§ WHAT TO WORK ON: Could you filter the records below down to the lines that include the word "device"?
....................
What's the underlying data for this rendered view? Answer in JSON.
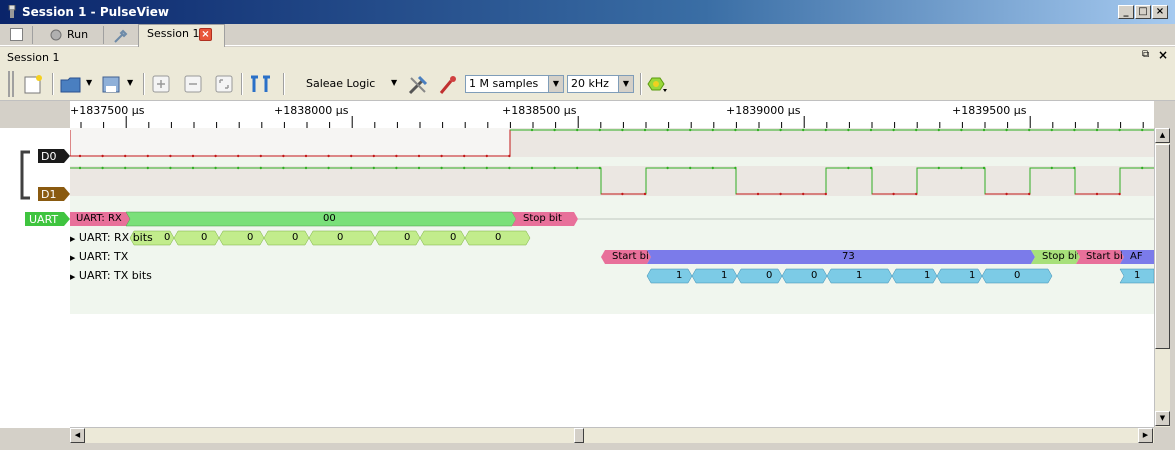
{
  "window": {
    "title": "Session 1 - PulseView"
  },
  "tabs": {
    "run_label": "Run",
    "session_tab_label": "Session 1"
  },
  "session_header": {
    "label": "Session 1"
  },
  "toolbar": {
    "device": "Saleae Logic",
    "samples": "1 M samples",
    "samplerate": "20 kHz"
  },
  "ruler": {
    "ticks": [
      "+1837500 µs",
      "+1838000 µs",
      "+1838500 µs",
      "+1839000 µs",
      "+1839500 µs"
    ]
  },
  "channels": {
    "d0": "D0",
    "d1": "D1",
    "uart": "UART"
  },
  "decoder_rows": {
    "rx": "UART: RX",
    "rx_bits": "UART: RX bits",
    "tx": "UART: TX",
    "tx_bits": "UART: TX bits"
  },
  "annotations": {
    "rx_byte": "00",
    "rx_stop": "Stop bit",
    "rx_bits": [
      "0",
      "0",
      "0",
      "0",
      "0",
      "0",
      "0",
      "0"
    ],
    "tx_start": "Start bit",
    "tx_byte": "73",
    "tx_stop": "Stop bit",
    "tx_start2": "Start bit",
    "tx_byte2": "AF",
    "tx_bits": [
      "1",
      "1",
      "0",
      "0",
      "1",
      "1",
      "1",
      "0"
    ],
    "tx_bits2_first": "1"
  },
  "colors": {
    "ruler_bg": "#ffffff",
    "signal_high": "#2fae22",
    "signal_low": "#c21818",
    "uart_green": "#3fc43f",
    "rx_data_fill": "#7ae07a",
    "rx_bits_fill": "#c2ec8c",
    "start_stop_fill": "#e8709a",
    "tx_byte_fill": "#7b7bea",
    "tx_bits_fill": "#7ccbe6",
    "tx_stop_fill": "#a7e07a"
  }
}
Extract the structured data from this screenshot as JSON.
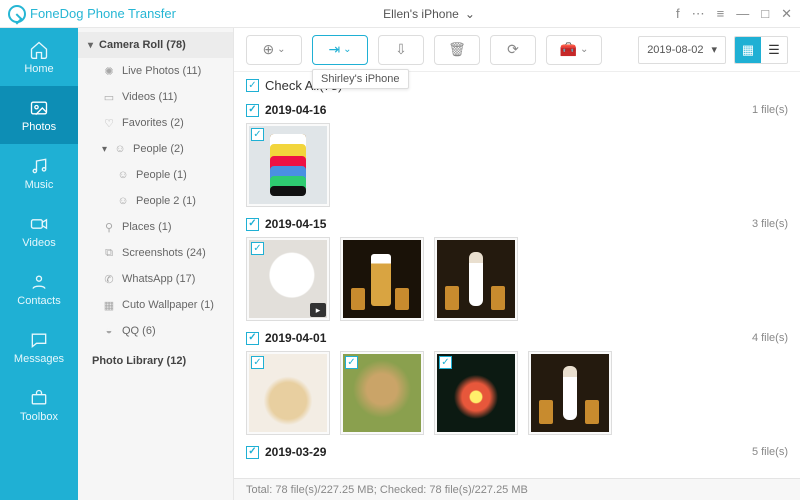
{
  "app_title": "FoneDog Phone Transfer",
  "device": "Ellen's iPhone",
  "tooltip": "Shirley's iPhone",
  "nav": {
    "home": "Home",
    "photos": "Photos",
    "music": "Music",
    "videos": "Videos",
    "contacts": "Contacts",
    "messages": "Messages",
    "toolbox": "Toolbox"
  },
  "sidebar": {
    "camera_roll": "Camera Roll (78)",
    "live": "Live Photos (11)",
    "videos": "Videos (11)",
    "favorites": "Favorites (2)",
    "people": "People (2)",
    "people1": "People (1)",
    "people2": "People 2 (1)",
    "places": "Places (1)",
    "screenshots": "Screenshots (24)",
    "whatsapp": "WhatsApp (17)",
    "cuto": "Cuto Wallpaper (1)",
    "qq": "QQ (6)",
    "photo_library": "Photo Library (12)"
  },
  "date_filter": "2019-08-02",
  "check_all": "Check All(78)",
  "groups": [
    {
      "date": "2019-04-16",
      "count": "1 file(s)",
      "thumbs": [
        {
          "cls": "ph-phone",
          "vid": false
        }
      ]
    },
    {
      "date": "2019-04-15",
      "count": "3 file(s)",
      "thumbs": [
        {
          "cls": "ph-mug",
          "vid": true
        },
        {
          "cls": "ph-beer",
          "vid": false
        },
        {
          "cls": "ph-salt",
          "vid": false
        }
      ]
    },
    {
      "date": "2019-04-01",
      "count": "4 file(s)",
      "thumbs": [
        {
          "cls": "ph-pup1",
          "vid": false
        },
        {
          "cls": "ph-pup2",
          "vid": false
        },
        {
          "cls": "ph-night",
          "vid": false
        },
        {
          "cls": "ph-salt",
          "vid": false
        }
      ]
    },
    {
      "date": "2019-03-29",
      "count": "5 file(s)",
      "thumbs": []
    }
  ],
  "footer": "Total: 78 file(s)/227.25 MB;  Checked: 78 file(s)/227.25 MB"
}
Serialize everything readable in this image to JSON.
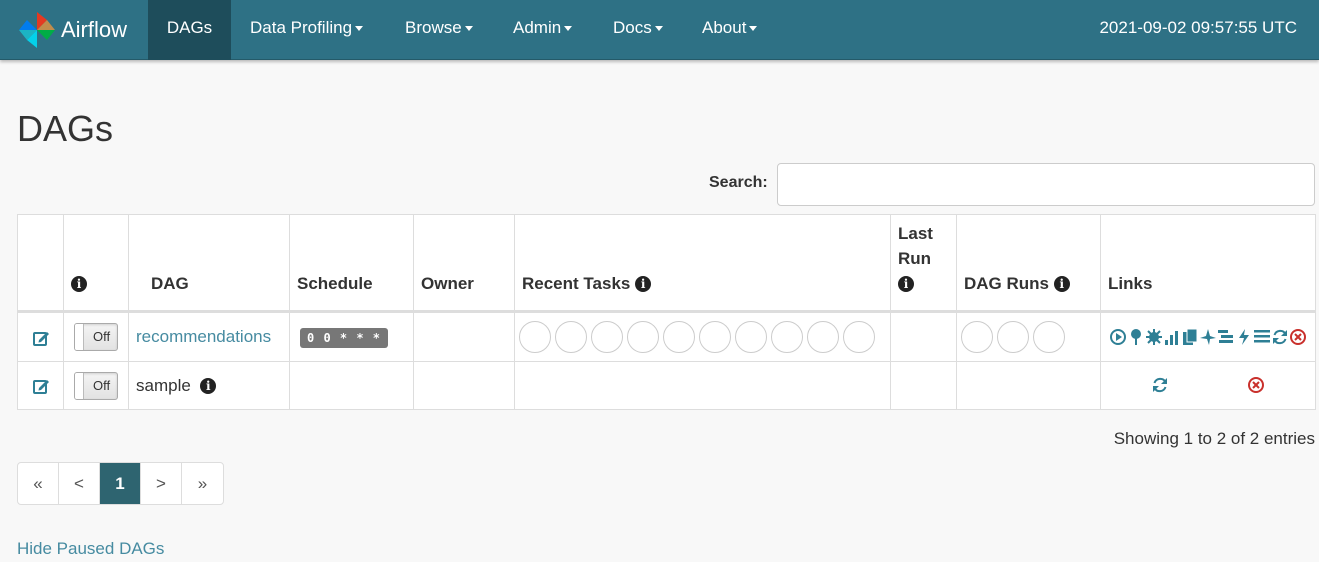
{
  "navbar": {
    "brand": "Airflow",
    "items": [
      {
        "label": "DAGs",
        "active": true,
        "dropdown": false
      },
      {
        "label": "Data Profiling",
        "dropdown": true
      },
      {
        "label": "Browse",
        "dropdown": true
      },
      {
        "label": "Admin",
        "dropdown": true
      },
      {
        "label": "Docs",
        "dropdown": true
      },
      {
        "label": "About",
        "dropdown": true
      }
    ],
    "time": "2021-09-02 09:57:55 UTC",
    "color": "#2e7185"
  },
  "page": {
    "title": "DAGs",
    "search_label": "Search:",
    "search_value": ""
  },
  "table": {
    "headers": {
      "info": "i",
      "dag": "DAG",
      "schedule": "Schedule",
      "owner": "Owner",
      "recent_tasks": "Recent Tasks",
      "last_run_1": "Last",
      "last_run_2": "Run",
      "dag_runs": "DAG Runs",
      "links": "Links"
    },
    "rows": [
      {
        "toggle": "Off",
        "dag": "recommendations",
        "schedule": "0 0 * * *",
        "owner": "",
        "recent_task_circles": 10,
        "last_run": "",
        "dag_run_circles": 3
      },
      {
        "toggle": "Off",
        "dag": "sample",
        "info": "i",
        "schedule": "",
        "owner": "",
        "last_run": ""
      }
    ]
  },
  "footer": {
    "showing": "Showing 1 to 2 of 2 entries",
    "pager": [
      "«",
      "<",
      "1",
      ">",
      "»"
    ],
    "active_page": "1",
    "hide_paused": "Hide Paused DAGs"
  },
  "colors": {
    "link": "#468ba1",
    "icon_teal": "#2e7f95",
    "delete_red": "#c9302c"
  }
}
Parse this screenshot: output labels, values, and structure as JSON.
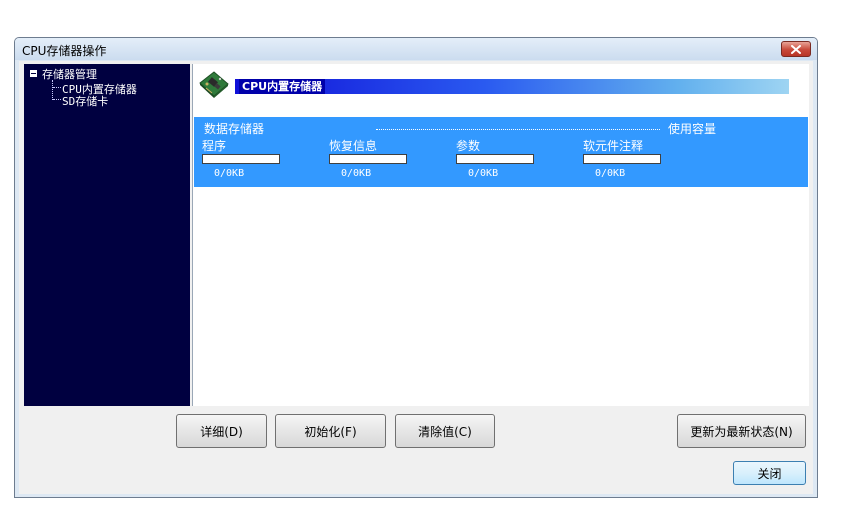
{
  "window": {
    "title": "CPU存储器操作"
  },
  "tree": {
    "root": "存储器管理",
    "children": [
      "CPU内置存储器",
      "SD存储卡"
    ]
  },
  "main": {
    "header": "CPU内置存储器",
    "panel_title": "数据存储器",
    "usage_label": "使用容量",
    "items": [
      {
        "label": "程序",
        "value": "0/0KB",
        "fill": 0
      },
      {
        "label": "恢复信息",
        "value": "0/0KB",
        "fill": 0
      },
      {
        "label": "参数",
        "value": "0/0KB",
        "fill": 0
      },
      {
        "label": "软元件注释",
        "value": "0/0KB",
        "fill": 0
      }
    ]
  },
  "buttons": {
    "details": "详细(D)",
    "initialize": "初始化(F)",
    "clear": "清除值(C)",
    "refresh": "更新为最新状态(N)",
    "close": "关闭"
  },
  "colors": {
    "tree_bg": "#000040",
    "panel_bg": "#3399ff",
    "header_start": "#1010d8",
    "header_end": "#9ed4f2",
    "close_red": "#c8493a"
  }
}
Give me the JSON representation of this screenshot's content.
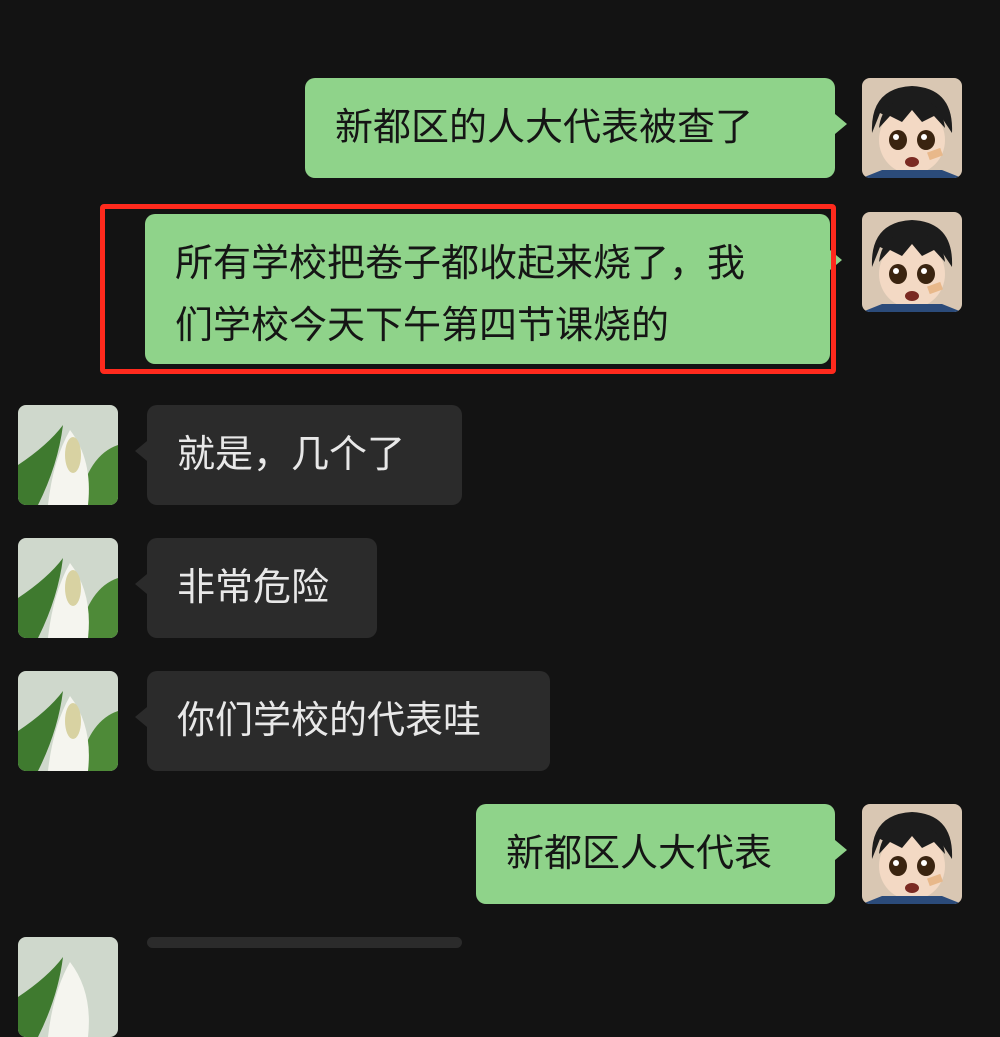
{
  "messages": [
    {
      "side": "out",
      "text": "新都区的人大代表被查了"
    },
    {
      "side": "out",
      "lines": [
        "所有学校把卷子都收起来烧了，我",
        "们学校今天下午第四节课烧的"
      ]
    },
    {
      "side": "in",
      "text": "就是，几个了"
    },
    {
      "side": "in",
      "text": "非常危险"
    },
    {
      "side": "in",
      "text": "你们学校的代表哇"
    },
    {
      "side": "out",
      "text": "新都区人大代表"
    }
  ],
  "colors": {
    "background": "#131313",
    "outgoing_bubble": "#8fd38a",
    "incoming_bubble": "#2b2b2b",
    "highlight_border": "#ff2a1d"
  },
  "avatars": {
    "self": "anime-boy-avatar",
    "contact": "white-flower-avatar"
  }
}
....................
§ TASK RESPONSE:
    "device": "Saleae Logic",
  "device": "Ellen's iPhone",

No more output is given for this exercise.